Ultimately, my decision to not submit comes down to several factors. Some of these factors are things that Harper Voyager themselves said and promoted. For example, the fact that they were very eager to point out that they would accept previously self-published books weighed heavily on my decision. They went out of their way, in my opinion, to point this out in their release announcing their open submissions. After talking it over with several other budding authors and people in the publishing industry, my fears that I stated in my original post only became more and more justified.
“It would be a smart move on Harper Voyager’s part to look long and hard at established e-book authors. If someone was able to sell 1,000 or 2,000 copies of their books alone, without the support of a big company promoting them, it stands to reason that maybe, just maybe, once HarperCollins steps in they can do even better with the work in question. The issue however is will Harper Voyager give a higher weight to these sorts of authors over the truly green author who has not even gone the route of e-publishing yet?
… I can’t say for sure. But I know that if I were Harper Voyager I would be.” – Mathias Cavanaugh
Most I talked with seem to me in deep agreement that, while Harper Voyager may not be exclusively looking for established e-book authors, they would be very, very smart to focus on such authors.
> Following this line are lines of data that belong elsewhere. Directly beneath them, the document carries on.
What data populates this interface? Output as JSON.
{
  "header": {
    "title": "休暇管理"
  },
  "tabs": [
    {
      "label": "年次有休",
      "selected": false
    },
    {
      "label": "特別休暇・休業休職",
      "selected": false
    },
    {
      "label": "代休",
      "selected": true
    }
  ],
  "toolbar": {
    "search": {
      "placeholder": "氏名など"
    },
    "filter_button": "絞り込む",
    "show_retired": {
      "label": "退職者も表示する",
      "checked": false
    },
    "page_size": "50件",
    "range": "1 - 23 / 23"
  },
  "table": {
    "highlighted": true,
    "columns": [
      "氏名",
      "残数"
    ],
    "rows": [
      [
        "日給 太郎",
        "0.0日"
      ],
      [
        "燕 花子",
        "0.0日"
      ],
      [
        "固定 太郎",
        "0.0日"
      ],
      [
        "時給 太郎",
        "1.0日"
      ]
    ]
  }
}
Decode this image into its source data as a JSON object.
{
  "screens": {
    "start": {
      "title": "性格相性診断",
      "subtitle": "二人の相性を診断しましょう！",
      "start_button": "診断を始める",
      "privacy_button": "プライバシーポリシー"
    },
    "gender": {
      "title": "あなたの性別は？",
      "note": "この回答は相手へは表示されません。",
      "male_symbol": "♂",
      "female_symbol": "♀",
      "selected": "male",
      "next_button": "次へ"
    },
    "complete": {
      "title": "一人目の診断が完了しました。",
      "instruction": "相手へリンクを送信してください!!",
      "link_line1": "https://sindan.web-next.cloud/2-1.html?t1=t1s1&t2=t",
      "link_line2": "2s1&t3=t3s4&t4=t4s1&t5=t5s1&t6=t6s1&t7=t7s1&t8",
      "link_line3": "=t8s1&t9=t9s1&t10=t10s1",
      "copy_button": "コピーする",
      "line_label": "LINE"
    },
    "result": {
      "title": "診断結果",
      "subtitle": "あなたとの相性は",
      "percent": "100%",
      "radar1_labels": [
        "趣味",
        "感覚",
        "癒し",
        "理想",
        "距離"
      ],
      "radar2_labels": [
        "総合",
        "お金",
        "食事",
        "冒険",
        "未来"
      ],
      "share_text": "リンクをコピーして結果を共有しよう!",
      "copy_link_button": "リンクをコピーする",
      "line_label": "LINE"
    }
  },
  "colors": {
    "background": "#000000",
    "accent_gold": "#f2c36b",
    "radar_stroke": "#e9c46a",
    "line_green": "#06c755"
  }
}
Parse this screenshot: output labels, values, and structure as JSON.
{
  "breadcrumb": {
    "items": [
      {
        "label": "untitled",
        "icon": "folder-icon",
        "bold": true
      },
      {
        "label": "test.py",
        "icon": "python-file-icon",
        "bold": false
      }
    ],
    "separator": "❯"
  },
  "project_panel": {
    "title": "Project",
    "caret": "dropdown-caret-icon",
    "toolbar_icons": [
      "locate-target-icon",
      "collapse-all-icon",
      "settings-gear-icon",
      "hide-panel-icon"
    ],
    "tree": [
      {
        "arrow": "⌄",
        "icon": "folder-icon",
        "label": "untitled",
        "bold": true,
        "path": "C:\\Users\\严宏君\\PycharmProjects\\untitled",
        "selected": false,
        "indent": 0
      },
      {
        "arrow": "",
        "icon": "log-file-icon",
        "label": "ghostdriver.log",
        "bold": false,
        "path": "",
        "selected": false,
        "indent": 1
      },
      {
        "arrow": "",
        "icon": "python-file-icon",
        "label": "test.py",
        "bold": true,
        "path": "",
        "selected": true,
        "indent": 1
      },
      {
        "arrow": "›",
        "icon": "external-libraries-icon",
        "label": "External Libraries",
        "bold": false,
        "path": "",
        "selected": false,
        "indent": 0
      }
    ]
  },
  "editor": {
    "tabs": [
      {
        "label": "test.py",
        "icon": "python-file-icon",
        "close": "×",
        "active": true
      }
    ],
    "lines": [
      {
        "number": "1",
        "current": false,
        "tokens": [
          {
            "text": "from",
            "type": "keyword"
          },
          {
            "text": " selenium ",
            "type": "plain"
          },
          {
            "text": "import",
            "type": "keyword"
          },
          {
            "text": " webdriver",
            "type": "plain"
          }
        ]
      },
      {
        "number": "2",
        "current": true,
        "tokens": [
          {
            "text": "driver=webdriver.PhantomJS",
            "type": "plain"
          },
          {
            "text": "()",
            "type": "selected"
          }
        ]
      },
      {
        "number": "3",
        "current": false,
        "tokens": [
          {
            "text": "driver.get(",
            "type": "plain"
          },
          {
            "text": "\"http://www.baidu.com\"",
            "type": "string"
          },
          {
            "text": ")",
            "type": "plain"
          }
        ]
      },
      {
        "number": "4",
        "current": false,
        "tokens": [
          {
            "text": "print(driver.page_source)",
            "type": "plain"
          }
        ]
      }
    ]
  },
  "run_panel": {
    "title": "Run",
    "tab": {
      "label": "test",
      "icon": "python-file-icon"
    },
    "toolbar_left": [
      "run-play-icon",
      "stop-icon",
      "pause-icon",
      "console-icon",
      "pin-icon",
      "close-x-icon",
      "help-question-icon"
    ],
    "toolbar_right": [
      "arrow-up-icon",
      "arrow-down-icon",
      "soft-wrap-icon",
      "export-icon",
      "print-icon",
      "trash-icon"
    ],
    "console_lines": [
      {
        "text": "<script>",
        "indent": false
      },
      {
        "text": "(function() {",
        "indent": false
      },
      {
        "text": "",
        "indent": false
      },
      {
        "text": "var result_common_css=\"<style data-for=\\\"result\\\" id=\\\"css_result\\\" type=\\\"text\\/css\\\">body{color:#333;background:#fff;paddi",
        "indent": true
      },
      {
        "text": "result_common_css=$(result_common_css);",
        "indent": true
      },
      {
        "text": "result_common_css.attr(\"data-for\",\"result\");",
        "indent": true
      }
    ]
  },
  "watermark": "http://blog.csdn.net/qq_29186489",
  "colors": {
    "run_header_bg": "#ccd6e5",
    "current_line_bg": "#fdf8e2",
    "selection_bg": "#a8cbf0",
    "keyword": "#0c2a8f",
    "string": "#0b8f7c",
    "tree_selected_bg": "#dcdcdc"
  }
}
As someone without even a published e-book to my name, I would not get as thorough of consideration as others.
Look, publishing is a business. Harper Voyager is in this to make money. One of the best ways to make money is acquire talent that is already proven to make money.
The other big factor was something else that I opined about in my original post. I said:
“This bothers me and has also tempered my enthusiasm. Harper Voyager says that, “We’re actively seeking speculative fiction genres, especially epic fantasy, science fiction, urban fantasy, horror, dystopia, supernatural and YA.”
They are covering a whole gambit of genres. This seems like a shotgun approach to get as many submissions as possible. I am sure that they are not equally interested in all of these genres and there are some preferences to some over others. It is also vague as to whether or not they are going to seek to print a certain number of each or just the absolute best regardless of category. The later rewards talent, the former rewards talent, but also requires luck and leaves some talent invariably discarded.” – Mathias Cavanaugh
Couple this with Harper Voager talking about how resubmitting previously submitted, but rejected works, was not allowed unless the previously submitted work has had extensive re-editing? Making no allowance for why it was rejected, such as quotas? I see myself potentially shut out of Harper Voyager for my story IF they ever open up for general, direct submissions again. Because with thousands, perhaps tens of thousands, of submissions, I don’t care for those odds right off the bat.
I know the argument about how the cream always rises to the top. First off, I know that that is not always the case. I’ve read plenty of garbage that has been published by major publishing houses and plenty of wonderful stories that had to be e-published after being rejected by them. Secondly, I am under no delusions that my work is necessarily part of the “cream”.
So, yes, I will not be directly submitting this time around. I would rather have an advocate, a literary agent, pitching my work than be lost in flood of submissions. For me personally, I think it is the right choice. Now all I have to do is get a little more editing done and find that literary agent.
However, as I said in my original post, I think that for established e-book authors this is a wonderful oportunity to take a bite at the apple. If you have published books and had success after being rejected over and over again by literary agents, I think you have nothing to lose by getting your manuscript in to Harper Voyager before their looming deadline.